The lab experiences made him realize that he enjoyed medicine’s human element, not spending all his time in a lab. He decided not to pursue a graduate degree in biology and, instead, attended the University of California at San Diego medical school. He then went to Massachusetts General Hospital in Boston for a residency in infectious diseases and fellowships in ambulatory care and clinical research from 1977 to 1985. During that time, he earned a master’s degree in epidemiology from Harvard University.

Weber said he wanted to stay in academics and so became an infectious disease epidemiologist.

Work at Carolina

In 1985, Weber joined Carolina’s faculty as an assistant professor of medicine. He conducted cross-disciplinary research, worked on vaccines and treated patients during the HIV pandemic, the 2001 anthrax biothreat, the 2003 smallpox vaccine campaign and SARS-CoV-1 pandemic, the 2009 H1-N1 flu pandemic and 2014 Ebola outbreak. Recently, he’s updated colleagues and the public on the flu, mpox and RSV.

Weber said that he enjoys practicing infectious disease medicine because it is intellectually interesting, “plus, unlike most areas of medicine, you actually cure almost all your patients.”

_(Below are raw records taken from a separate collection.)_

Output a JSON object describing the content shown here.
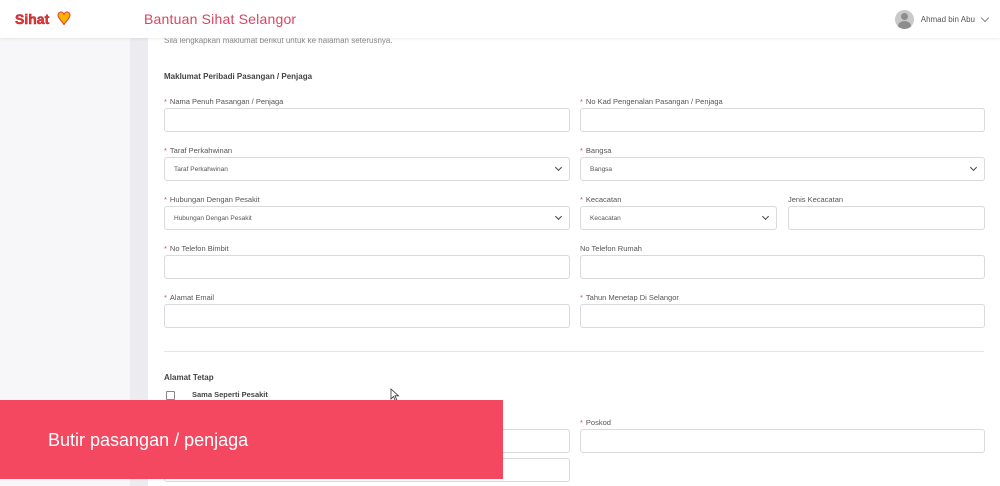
{
  "header": {
    "logo_text": "Sihat",
    "app_title": "Bantuan Sihat Selangor",
    "user_name": "Ahmad bin Abu"
  },
  "form": {
    "intro": "Sila lengkapkan maklumat berikut untuk ke halaman seterusnya.",
    "section_personal": "Maklumat Peribadi Pasangan / Penjaga",
    "fields": {
      "full_name": {
        "label": "Nama Penuh Pasangan / Penjaga",
        "required": true,
        "value": ""
      },
      "ic_number": {
        "label": "No Kad Pengenalan Pasangan / Penjaga",
        "required": true,
        "value": ""
      },
      "marital_status": {
        "label": "Taraf Perkahwinan",
        "required": true,
        "selected": "Taraf Perkahwinan"
      },
      "race": {
        "label": "Bangsa",
        "required": true,
        "selected": "Bangsa"
      },
      "relationship": {
        "label": "Hubungan Dengan Pesakit",
        "required": true,
        "selected": "Hubungan Dengan Pesakit"
      },
      "disability": {
        "label": "Kecacatan",
        "required": true,
        "selected": "Kecacatan"
      },
      "disability_type": {
        "label": "Jenis Kecacatan",
        "required": false,
        "value": ""
      },
      "mobile_phone": {
        "label": "No Telefon Bimbit",
        "required": true,
        "value": ""
      },
      "home_phone": {
        "label": "No Telefon Rumah",
        "required": false,
        "value": ""
      },
      "email": {
        "label": "Alamat Email",
        "required": true,
        "value": ""
      },
      "years_in_selangor": {
        "label": "Tahun Menetap Di Selangor",
        "required": true,
        "value": ""
      },
      "postcode": {
        "label": "Poskod",
        "required": true,
        "value": ""
      }
    },
    "section_address": "Alamat Tetap",
    "same_as_patient_label": "Sama Seperti Pesakit",
    "same_as_patient_checked": false,
    "required_marker": "*"
  },
  "overlay": {
    "caption": "Butir pasangan / penjaga"
  },
  "colors": {
    "accent": "#d9455f",
    "banner": "#f34860"
  }
}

But teaching became his favorite activity, partly because of the multiplier effect. “If you train 100 people and each of them trains 100 people, you can see the impact you have on the world,” he said.

“He sees how that time pays back,” Sickbert-Bennett said. “In teaching students and mentoring fellows, he is so generous.”

Sickbert-Bennett is a perfect example of Weber’s generosity. With his mentorship through graduate school, she was prepared for a meaningful professional career. She is now Weber’s supervisor at the UNC Medical Center. “It’s hard saying I’m his boss because he taught me everything I know. He invests in students, and they become his colleagues,” she said.


Weber’s leadership history ranges from serving as chair of the North Carolina Public Health Department’s tuberculosis advisory committee to advising the World Health Organization on COVID-19 and serving on numerous working groups for vaccines and diseases. He’s published more than 500 peer-reviewed scientific papers and researched vaccines for tetanus, diphtheria and pertussis (Tdap), influenza, hepatitis B and pneumococcal infections.

Weber serves as an expert on SHEA’s weekly town hall webinars that address members’ questions about rapidly evolving infection-prevention–related issues. He’s been a primary information source for the town halls every Sunday since they began in 2020, all 82 of them.

Weber also spent 28 years at UNC Medical Center’s occupational health care clinic, caring for thousands of the center’s employees.

“Whatever he does, he does it at 150%,” Sickbert-Bennett said. “He’s at the top of his game.”


Weber often reduces complicated things to short sayings such as “Prevention is superior to treatment” and “Never order a test unless you know what you will do with the results.”

“Weberisms,” his co-workers call them.

Some people would have such sayings framed and hanging in their offices. Instead, Weber created “Rules for Medical Practice,” a list of short pieces of advice that he shares freely. It ends with No. 16 — Do not neglect yourself or your family.

Weberisms are so well-known that, for his most recent birthday, the Infection Prevention staff presented him with a T-shirt listing 10 of Weber’s pearls of wisdom. They all wore T-shirts in the same design to surprise and honor him.